We’re experiencing the first recessionary environment since the rise of high deductible health plans in 2010. Economists predicted then that healthcare systems would see the revenue attributed to patients reach about 20% over the following 10 years. In fact, some of our clients now see over 30% of revenue fall to the responsibility of the patient. Exacerbating the issues for healthcare systems: patients don’t pay medical bills first, often prioritizing them behind other obligations like mortgages and utilities.
To support patients while sustaining health systems, we have three recommendations for providers: manage costs, accelerate revenue recovery, and offer help to those who need it.
Here, we focus on the second recommendation: accelerating revenue recovery (find the rest of our recommendations here).
One of the most important things for health systems to work toward is making the patient experience better. People don’t purposely avoid medical bills; they’re often confused by the billing process, which has historically been driven by claims processing. Many healthcare billing processes today are built on technologies and communications approaches from another age. The sheer volume of patient statements generated from legacy platforms can be dizzying. With the array of bills, sent repeatedly over the course of a month, along with different bills for different family members, it’s no wonder patients have a hard time understanding what’s owed.
Patients want to see all the information that’s pertinent to their medical bills in one place: the balance of a health savings account should be clearly displayed; the explanation of benefits handy. People want to reconcile their EOBs with the actual charges. Bringing all this data together into one place lessens confusion and frustration and motivates patient payment.
Patients also want information on their terms, so a platform designed around patient preferences is critical. That platform should be able to communicate with patients in ways they want. For some, it might be paper. But many want texts and email notifications.
This brings us to another key point. Provide patients with a really easy way to pay, ideally just one time a month. Pestering people to pay multiple times a month is not a patient-friendly billing approach. When patients do engage to pay, give them different payment mediums that work for them: these could be digital portals, text messaging, or kiosks in the hospital system. The point really is to meet patients where they are and offer what best works for them.
Finally, patients need flexibility, especially now. While most balances are actually small, there is a growing quantity of larger balances as a result of high deductible plans. Put options in front of people that are driven by intelligence, scoring, and segmentation. Allow people to pay within their means over time and encourage them to self-service to access those options.

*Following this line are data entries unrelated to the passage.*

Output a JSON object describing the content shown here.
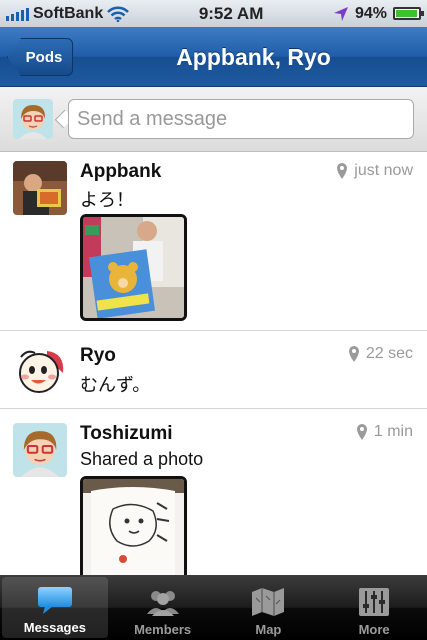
{
  "status_bar": {
    "carrier": "SoftBank",
    "time": "9:52 AM",
    "battery": "94%",
    "battery_level": 0.94,
    "icons": [
      "signal-icon",
      "wifi-icon",
      "location-arrow-icon",
      "battery-icon"
    ]
  },
  "nav": {
    "back_label": "Pods",
    "title": "Appbank, Ryo"
  },
  "compose": {
    "placeholder": "Send a message"
  },
  "posts": [
    {
      "name": "Appbank",
      "text": "よろ！",
      "time": "just now",
      "has_photo": true
    },
    {
      "name": "Ryo",
      "text": "むんず。",
      "time": "22 sec",
      "has_photo": false
    },
    {
      "name": "Toshizumi",
      "text": "Shared a photo",
      "time": "1 min",
      "has_photo": true
    }
  ],
  "tabs": [
    {
      "label": "Messages",
      "icon": "speech-bubble-icon",
      "active": true
    },
    {
      "label": "Members",
      "icon": "people-icon",
      "active": false
    },
    {
      "label": "Map",
      "icon": "map-icon",
      "active": false
    },
    {
      "label": "More",
      "icon": "sliders-icon",
      "active": false
    }
  ],
  "colors": {
    "nav_blue": "#1f5da8",
    "battery_green": "#3ec12f",
    "tab_bar": "#111111"
  }
}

Ultimately, patients want to understand and pay what they owe. But they need and expect billing transparency. Lessening the confusion around what’s owed and providing options on how to pay are some of the simplest and best ways to ensure health systems reduce their costs and recover patient revenue.
For more insights on sustaining health systems while supporting patients, watch the webinar, “Three Ways to Reduce Cost and Recover Patient Revenue During a Recession” with Vince Martino, Chief Product Officer & Co-Founder at VisitPay and Ryne Natzke, Vice President of Strategic Accounts and Healthcare at Sphere.